Bill and Charlie Nutt went four years between a Silver and a Gold. Dave Nason went six. After completing the most complex project in homebuilding, Falco guys obviously don’t feel a need to hurry.
So what does a builder do after reaching the top?
You might be surprised to learn that for most of this group, there has been no follow-up project. Set aside the recognition, burrow down into the conversations, and you’ll hear the same theme over and over. These guys built the airplane they wanted, to satisfy themselves. They already have the perfect airplane.
That’s not to say there are no shop animals in this group. Craig Schulz loves his Lancair, but got an itch for something low, slow, and very retro. Think art deco with a radial. Given time I think we’ll see him at the awards again. Andy Werback just might be the Energizer Bunny in disguise. The 2012 Kit Grand Champion built two Lancairs and a Skybolt biplane in nine years (the Skybolt flew in March 2013), and earned an A&P license at the same time by working as an apprentice. Andy’s secret weapon is his wife, Sam. There’s no telling what they might turn out next.
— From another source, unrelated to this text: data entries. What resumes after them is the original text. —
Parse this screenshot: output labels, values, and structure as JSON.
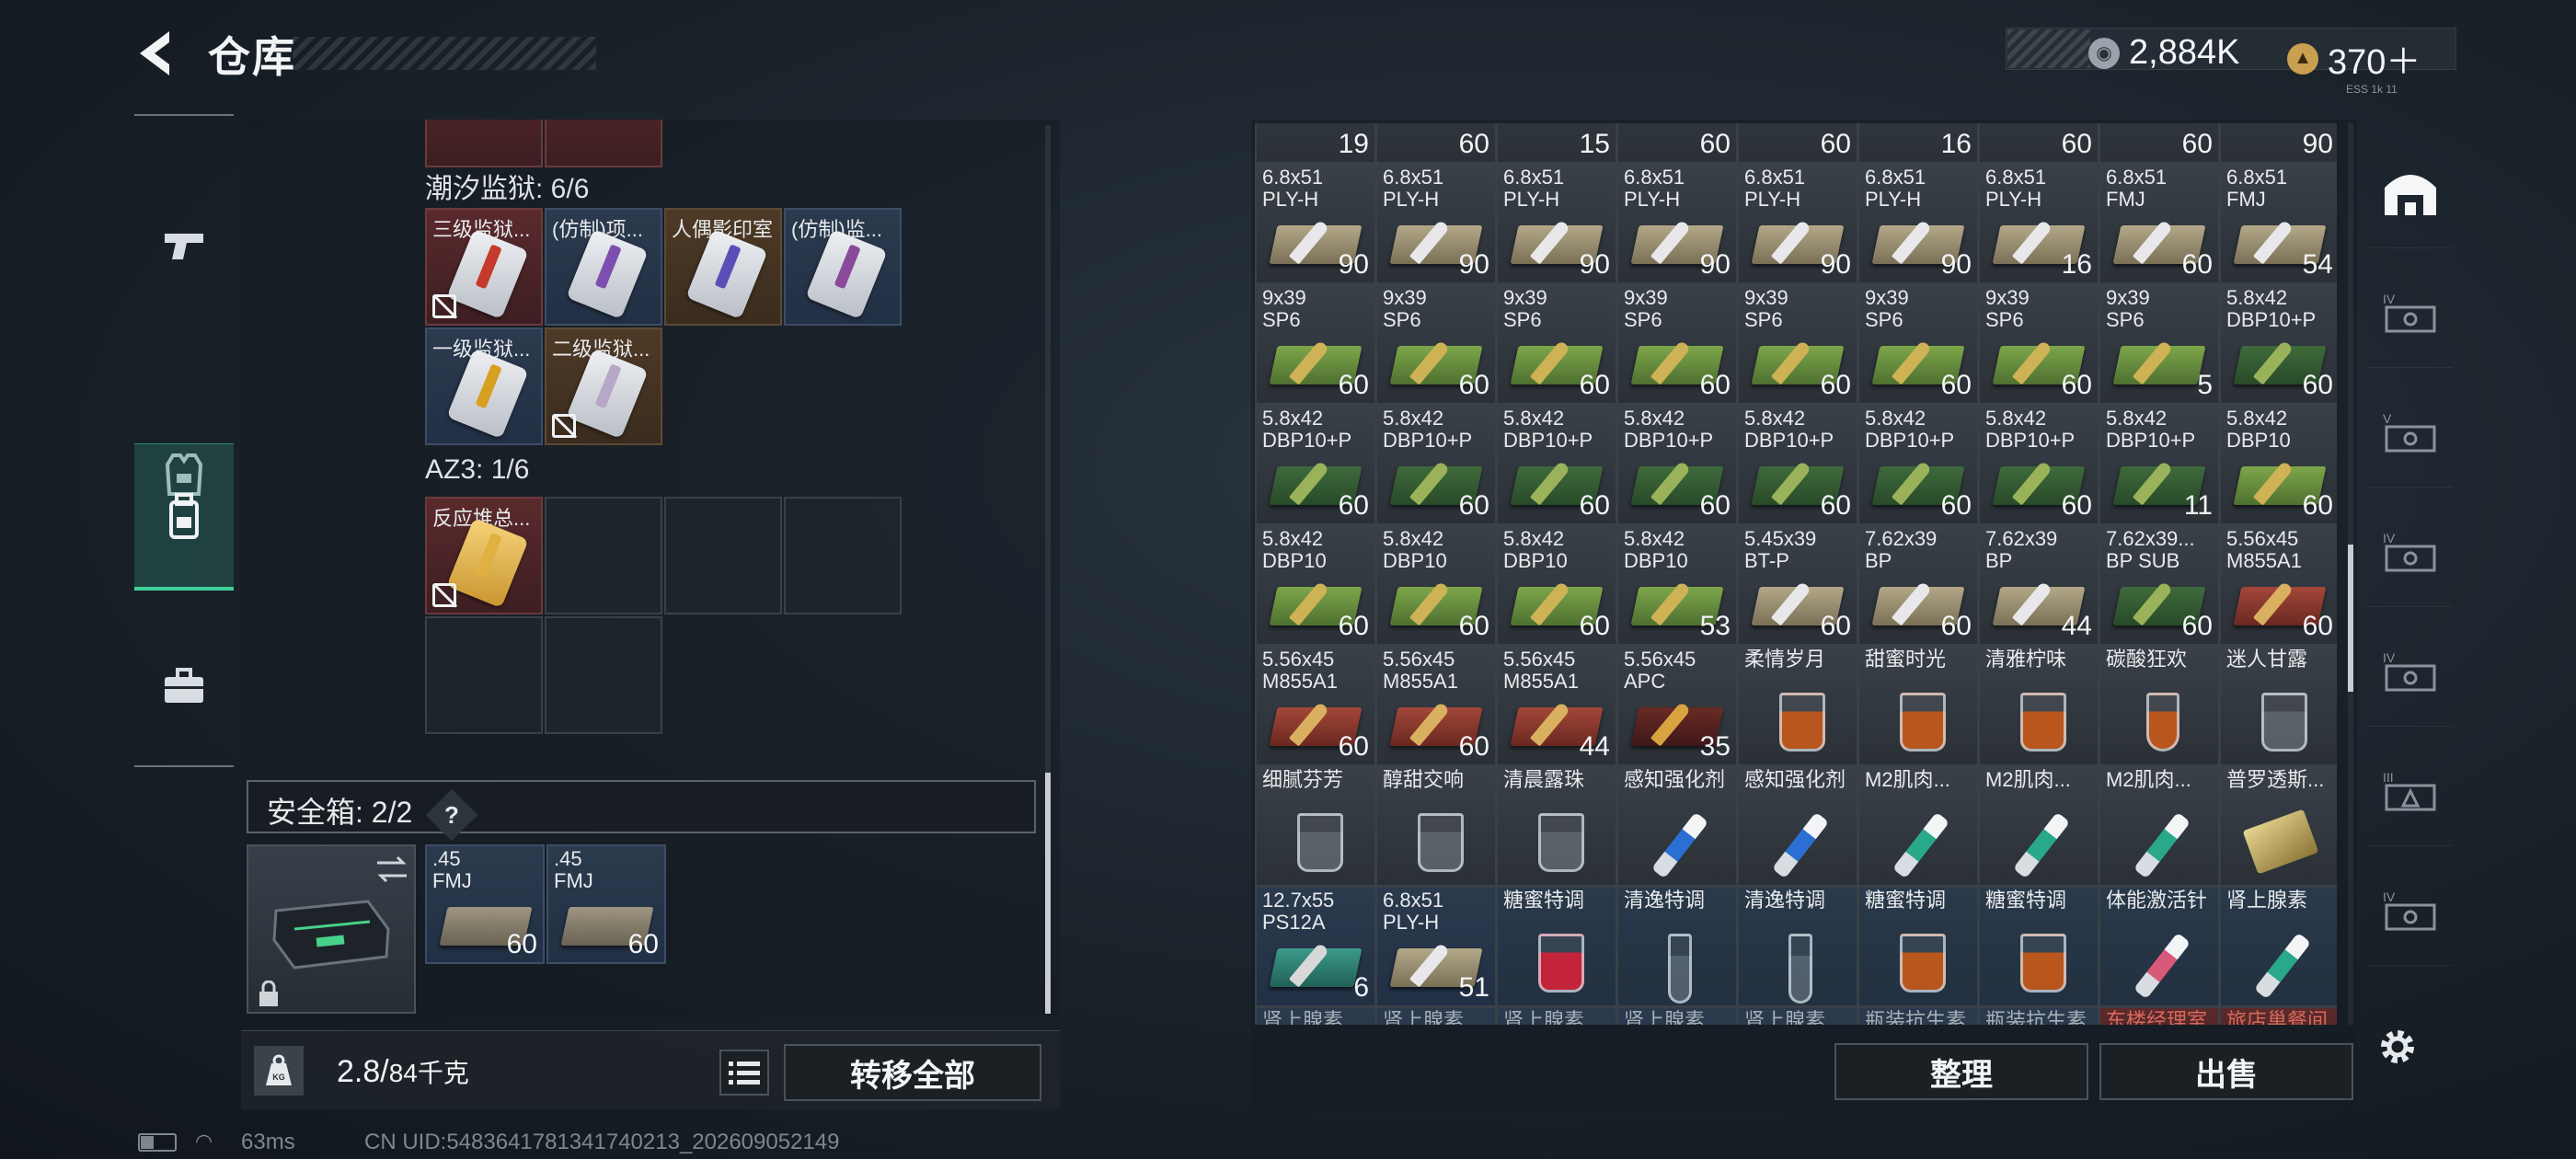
{
  "header": {
    "title": "仓库",
    "currency_silver": "2,884K",
    "currency_gold": "370＋",
    "version": "ESS 1k 11"
  },
  "left_sidebar": {
    "items": [
      {
        "icon": "pistol-icon"
      },
      {
        "icon": "vest-icon"
      },
      {
        "icon": "backpack-icon",
        "active": true
      },
      {
        "icon": "toolbox-icon"
      }
    ]
  },
  "container": {
    "top_counts": [],
    "section1_label": "潮汐监狱: 6/6",
    "section1_items": [
      {
        "name": "三级监狱...",
        "color": "red"
      },
      {
        "name": "(仿制)项...",
        "color": "blue"
      },
      {
        "name": "人偶影印室",
        "color": "brown"
      },
      {
        "name": "(仿制)监...",
        "color": "blue"
      },
      {
        "name": "一级监狱...",
        "color": "blue"
      },
      {
        "name": "二级监狱...",
        "color": "brown"
      }
    ],
    "section2_label": "AZ3: 1/6",
    "section2_items": [
      {
        "name": "反应堆总...",
        "color": "red"
      }
    ]
  },
  "safebox": {
    "label": "安全箱: 2/2",
    "help": "?",
    "items": [
      {
        "caliber": ".45\nFMJ",
        "count": "60"
      },
      {
        "caliber": ".45\nFMJ",
        "count": "60"
      }
    ]
  },
  "footer_left": {
    "weight": "2.8/",
    "weight_max": "84千克",
    "transfer_all": "转移全部"
  },
  "footer_right": {
    "organize": "整理",
    "sell": "出售"
  },
  "status": {
    "ping": "63ms",
    "uid": "CN UID:5483641781341740213_202609052149"
  },
  "stash": {
    "top_row_counts": [
      "19",
      "60",
      "15",
      "60",
      "60",
      "16",
      "60",
      "60",
      "90"
    ],
    "rows": [
      [
        {
          "n": "6.8x51\nPLY-H",
          "c": "90",
          "t": "ammo",
          "k": "tan"
        },
        {
          "n": "6.8x51\nPLY-H",
          "c": "90",
          "t": "ammo",
          "k": "tan"
        },
        {
          "n": "6.8x51\nPLY-H",
          "c": "90",
          "t": "ammo",
          "k": "tan"
        },
        {
          "n": "6.8x51\nPLY-H",
          "c": "90",
          "t": "ammo",
          "k": "tan"
        },
        {
          "n": "6.8x51\nPLY-H",
          "c": "90",
          "t": "ammo",
          "k": "tan"
        },
        {
          "n": "6.8x51\nPLY-H",
          "c": "90",
          "t": "ammo",
          "k": "tan"
        },
        {
          "n": "6.8x51\nPLY-H",
          "c": "16",
          "t": "ammo",
          "k": "tan"
        },
        {
          "n": "6.8x51\nFMJ",
          "c": "60",
          "t": "ammo",
          "k": "tan"
        },
        {
          "n": "6.8x51\nFMJ",
          "c": "54",
          "t": "ammo",
          "k": "tan"
        }
      ],
      [
        {
          "n": "9x39\nSP6",
          "c": "60",
          "t": "ammo",
          "k": "green"
        },
        {
          "n": "9x39\nSP6",
          "c": "60",
          "t": "ammo",
          "k": "green"
        },
        {
          "n": "9x39\nSP6",
          "c": "60",
          "t": "ammo",
          "k": "green"
        },
        {
          "n": "9x39\nSP6",
          "c": "60",
          "t": "ammo",
          "k": "green"
        },
        {
          "n": "9x39\nSP6",
          "c": "60",
          "t": "ammo",
          "k": "green"
        },
        {
          "n": "9x39\nSP6",
          "c": "60",
          "t": "ammo",
          "k": "green"
        },
        {
          "n": "9x39\nSP6",
          "c": "60",
          "t": "ammo",
          "k": "green"
        },
        {
          "n": "9x39\nSP6",
          "c": "5",
          "t": "ammo",
          "k": "green"
        },
        {
          "n": "5.8x42\nDBP10+P",
          "c": "60",
          "t": "ammo",
          "k": "dgreen"
        }
      ],
      [
        {
          "n": "5.8x42\nDBP10+P",
          "c": "60",
          "t": "ammo",
          "k": "dgreen"
        },
        {
          "n": "5.8x42\nDBP10+P",
          "c": "60",
          "t": "ammo",
          "k": "dgreen"
        },
        {
          "n": "5.8x42\nDBP10+P",
          "c": "60",
          "t": "ammo",
          "k": "dgreen"
        },
        {
          "n": "5.8x42\nDBP10+P",
          "c": "60",
          "t": "ammo",
          "k": "dgreen"
        },
        {
          "n": "5.8x42\nDBP10+P",
          "c": "60",
          "t": "ammo",
          "k": "dgreen"
        },
        {
          "n": "5.8x42\nDBP10+P",
          "c": "60",
          "t": "ammo",
          "k": "dgreen"
        },
        {
          "n": "5.8x42\nDBP10+P",
          "c": "60",
          "t": "ammo",
          "k": "dgreen"
        },
        {
          "n": "5.8x42\nDBP10+P",
          "c": "11",
          "t": "ammo",
          "k": "dgreen"
        },
        {
          "n": "5.8x42\nDBP10",
          "c": "60",
          "t": "ammo",
          "k": "green"
        }
      ],
      [
        {
          "n": "5.8x42\nDBP10",
          "c": "60",
          "t": "ammo",
          "k": "green"
        },
        {
          "n": "5.8x42\nDBP10",
          "c": "60",
          "t": "ammo",
          "k": "green"
        },
        {
          "n": "5.8x42\nDBP10",
          "c": "60",
          "t": "ammo",
          "k": "green"
        },
        {
          "n": "5.8x42\nDBP10",
          "c": "53",
          "t": "ammo",
          "k": "green"
        },
        {
          "n": "5.45x39\nBT-P",
          "c": "60",
          "t": "ammo",
          "k": "tan"
        },
        {
          "n": "7.62x39\nBP",
          "c": "60",
          "t": "ammo",
          "k": "tan"
        },
        {
          "n": "7.62x39\nBP",
          "c": "44",
          "t": "ammo",
          "k": "tan"
        },
        {
          "n": "7.62x39...\nBP SUB",
          "c": "60",
          "t": "ammo",
          "k": "dgreen"
        },
        {
          "n": "5.56x45\nM855A1",
          "c": "60",
          "t": "ammo",
          "k": "red"
        }
      ],
      [
        {
          "n": "5.56x45\nM855A1",
          "c": "60",
          "t": "ammo",
          "k": "red"
        },
        {
          "n": "5.56x45\nM855A1",
          "c": "60",
          "t": "ammo",
          "k": "red"
        },
        {
          "n": "5.56x45\nM855A1",
          "c": "44",
          "t": "ammo",
          "k": "red"
        },
        {
          "n": "5.56x45\nAPC",
          "c": "35",
          "t": "ammo",
          "k": "dred"
        },
        {
          "n": "柔情岁月",
          "c": "",
          "t": "glass",
          "k": "amber"
        },
        {
          "n": "甜蜜时光",
          "c": "",
          "t": "glass",
          "k": "amber"
        },
        {
          "n": "清雅柠味",
          "c": "",
          "t": "glass",
          "k": "amber"
        },
        {
          "n": "碳酸狂欢",
          "c": "",
          "t": "wine",
          "k": "amber"
        },
        {
          "n": "迷人甘露",
          "c": "",
          "t": "glass",
          "k": "clear"
        }
      ],
      [
        {
          "n": "细腻芬芳",
          "c": "",
          "t": "glass",
          "k": "clear"
        },
        {
          "n": "醇甜交响",
          "c": "",
          "t": "glass",
          "k": "clear"
        },
        {
          "n": "清晨露珠",
          "c": "",
          "t": "glass",
          "k": "clear"
        },
        {
          "n": "感知强化剂",
          "c": "",
          "t": "syringe",
          "k": "blue"
        },
        {
          "n": "感知强化剂",
          "c": "",
          "t": "syringe",
          "k": "blue"
        },
        {
          "n": "M2肌肉...",
          "c": "",
          "t": "syringe",
          "k": "teal"
        },
        {
          "n": "M2肌肉...",
          "c": "",
          "t": "syringe",
          "k": "teal"
        },
        {
          "n": "M2肌肉...",
          "c": "",
          "t": "syringe",
          "k": "teal"
        },
        {
          "n": "普罗透斯...",
          "c": "",
          "t": "device",
          "k": "gold"
        }
      ],
      [
        {
          "n": "12.7x55\nPS12A",
          "c": "6",
          "t": "ammo",
          "k": "teal"
        },
        {
          "n": "6.8x51\nPLY-H",
          "c": "51",
          "t": "ammo",
          "k": "tan"
        },
        {
          "n": "糖蜜特调",
          "c": "",
          "t": "glass",
          "k": "red"
        },
        {
          "n": "清逸特调",
          "c": "",
          "t": "flute",
          "k": "clear"
        },
        {
          "n": "清逸特调",
          "c": "",
          "t": "flute",
          "k": "clear"
        },
        {
          "n": "糖蜜特调",
          "c": "",
          "t": "glass",
          "k": "amber"
        },
        {
          "n": "糖蜜特调",
          "c": "",
          "t": "glass",
          "k": "amber"
        },
        {
          "n": "体能激活针",
          "c": "",
          "t": "syringe",
          "k": "pink"
        },
        {
          "n": "肾上腺素",
          "c": "",
          "t": "syringe",
          "k": "teal"
        }
      ],
      [
        {
          "n": "肾上腺素",
          "c": "",
          "t": "none",
          "k": "blue"
        },
        {
          "n": "肾上腺素",
          "c": "",
          "t": "none",
          "k": "blue"
        },
        {
          "n": "肾上腺素",
          "c": "",
          "t": "none",
          "k": "blue"
        },
        {
          "n": "肾上腺素",
          "c": "",
          "t": "none",
          "k": "blue"
        },
        {
          "n": "肾上腺素",
          "c": "",
          "t": "none",
          "k": "blue"
        },
        {
          "n": "瓶装抗生素",
          "c": "",
          "t": "none",
          "k": "blue"
        },
        {
          "n": "瓶装抗生素",
          "c": "",
          "t": "none",
          "k": "blue"
        },
        {
          "n": "东楼经理室",
          "c": "",
          "t": "none",
          "k": "red"
        },
        {
          "n": "旅店巢餐间",
          "c": "",
          "t": "none",
          "k": "red"
        }
      ]
    ]
  },
  "right_sidebar": {
    "items": [
      "building-icon",
      "equipment-iv-icon",
      "equipment-v-icon",
      "equipment-iv-2-icon",
      "equipment-iv-3-icon",
      "equipment-iii-icon",
      "equipment-iv-4-icon",
      "settings-gear-icon"
    ]
  }
}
Mark Gilmore is now an Oshkosh judge, and cheerfully answers biplane builder questions from all quarters. Bill Nutt mostly flies the Falco home to Minnesota. He spends his spare time looking after his three daughters and teasing his wife, Rita, about a helicopter to fly from the back yard. And, of course, every year he and Charlie fly to Oshkosh.
Randy Snarr also has three kids (16, 15, and 10, girl, boy, girl), and they all love to fly. Maybe that’s why he is rolling on about 100 hours per year. Dave Buntin has three boys, 23, 21, and 16. For now it is family first, and answering questions from the huge RV community.
Larry Kinder has tinkered with his Mustang II for 30 years, and likes to enter a Sport Air Racing League event from time to time. At the 2012 Northwoods event he posted the second fastest time overall, at 234.7 mph. Duane Hitchcock has, not surprisingly, returned to cars, the latest project being a ’67 Corvette. The Lancair is for visiting grandchildren, and the occasional business trip. It’s a long way from Burlington, Colorado, to anywhere. Speed is good.
Dave Nason handcrafts custom homes, but clears his schedule for a month every summer to serve as an instructor at the EAA Air Academy, teaching woodworking to airplane-crazed teenagers. Watch Dave with the kids; they like him, and the feeling is mutual. It’s clear that creating the next generation of homebuilders gives him immense satisfaction.
There You Have It
I could happily spend hours on a quiet front porch with any of these people. I don’t think the conversation would slow when we ran out of airplane talk. They’re uniformly nice folks, with jobs and families and lives like yours and mine.
They all worked hard, but most didn’t expect much the first time they showed their creation. A few were hesitant, and still marvel at how things turned out. All recognize luck, the kind that caused them to be at Oshkosh for the one brief week in which they would be The Best Homebuilder On Planet Earth. As Dave Nason said, “It depends on who shows up.” Think about it. What might the results have been if all had arrived in the same year?
The next time you go to the shop, remember that these gentlemen once knew nothing and had no skills. They learned, and practiced, and made parts repeatedly until they were satisfied. That’s the key. Forget the time and enjoy the work. In the end, personal satisfaction is the only lasting reward.
Still, being a Grand Champion is nice. You can do it, too. Just do the best you can.